Link to University of Wisconsin Digital Collections
Link to University of Wisconsin Digital Collections
The State of Wisconsin Collection

Page View

Wisconsin Cheese Makers' Association / Proceedings of the Wisconsin Cheese Makers' Association 59th annual meeting October 25 - 26, 1950 Auditorium and Schroeder Hotel, Milwaukee, Wisconsin

Kopitzke, President
President Kopitzke's message,   pp. 81-85 PDF (899.3 KB)

Page 81

MR. MOONEY: Mr. President and members and friends of
the association. My report is going to be mighty brief, as I know
you are getting tired. My report to you is this: Every incumbent
officer of the state association was re-elected yesterday. So now
I will present to you our President for 1951, Len Kopitzke, for his
annual message.
PRES. KOPITZKE: Thank you, George. I was hoping you
would say it is late, and we will dispense with the president's
After serving as your President for several years it becomes
more difficult each year for me to prepare an Annual Report.
Years ago, when the Convention was over we went back to
our factories to take up our duties for another year, and before
we realized it the time had come for another.
Very few personal visits were made or membership meetings
held during the years. This made it rather easy to have some-
thing new and interesting to discuss at the Conventions. This has
changed. Scarcely a week passes in which some officer of your
organization has not been with some of you at local meetings or at
your factories.
The fact still remains that our problems, old or new, are al-
ways of interest to us, and that is what I am going to talk about.
It was my privilege to be invited to attend and address the
members of the Missouri Butter and Cheese Institute at their An-
nual Convention held at Jefferson City on October 5th and 6th.
Professor Reid informed me that I could select any subject but
that their directors had expressed a desire to have me discuss,
"Problems Facing the Dairy Industry," so evidently the men from
Missouri must also have problems and consider them rather im-
Quality always has been and always will be our number one
problem. It takes quality milk to produce quality dairy products,
Quality milk can be defined with two simple words, clean and
cold. This can be produced with very little effort at a nominal cost
if a little care is exercised, without a lot of fancy equipment.
Strainers should be used only as a matter of precaution.

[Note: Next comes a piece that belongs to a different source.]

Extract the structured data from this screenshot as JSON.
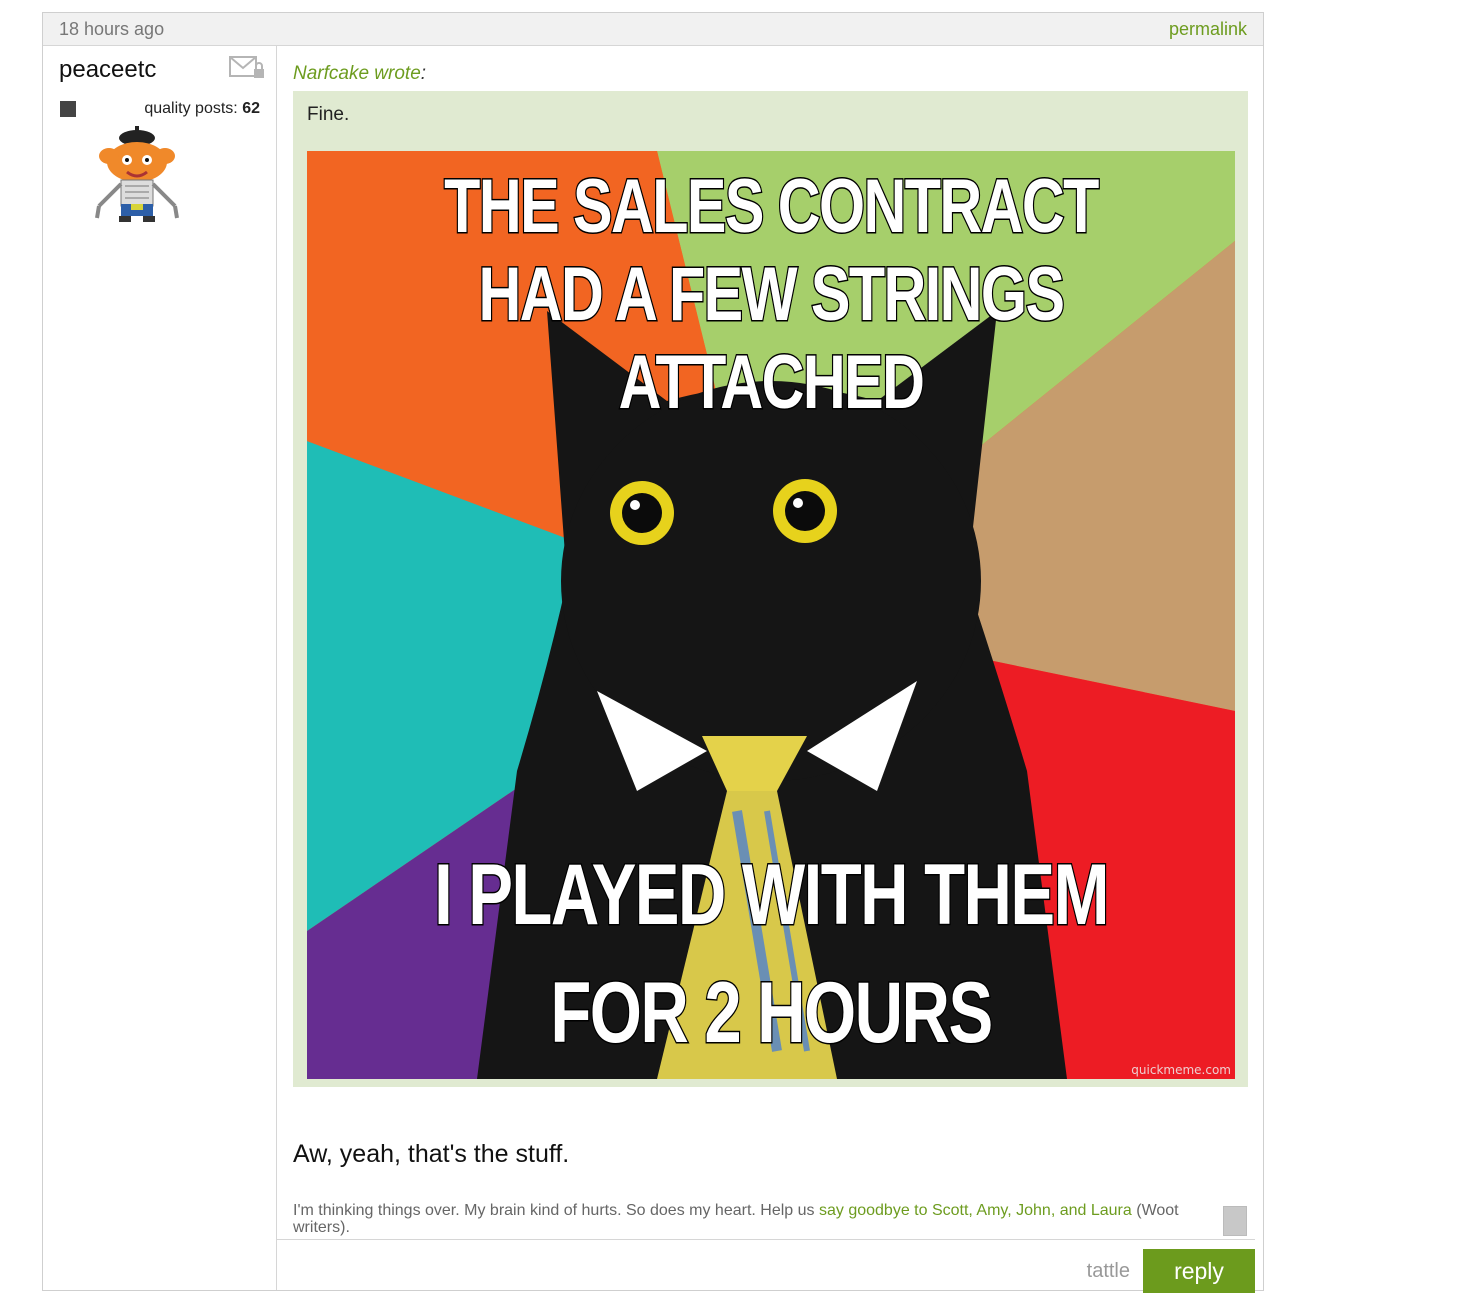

We
want clean milk, not cleaned milk. After the sediment is in the
milk you can only improve the appearance by using a good strain-

Go up to Top of Page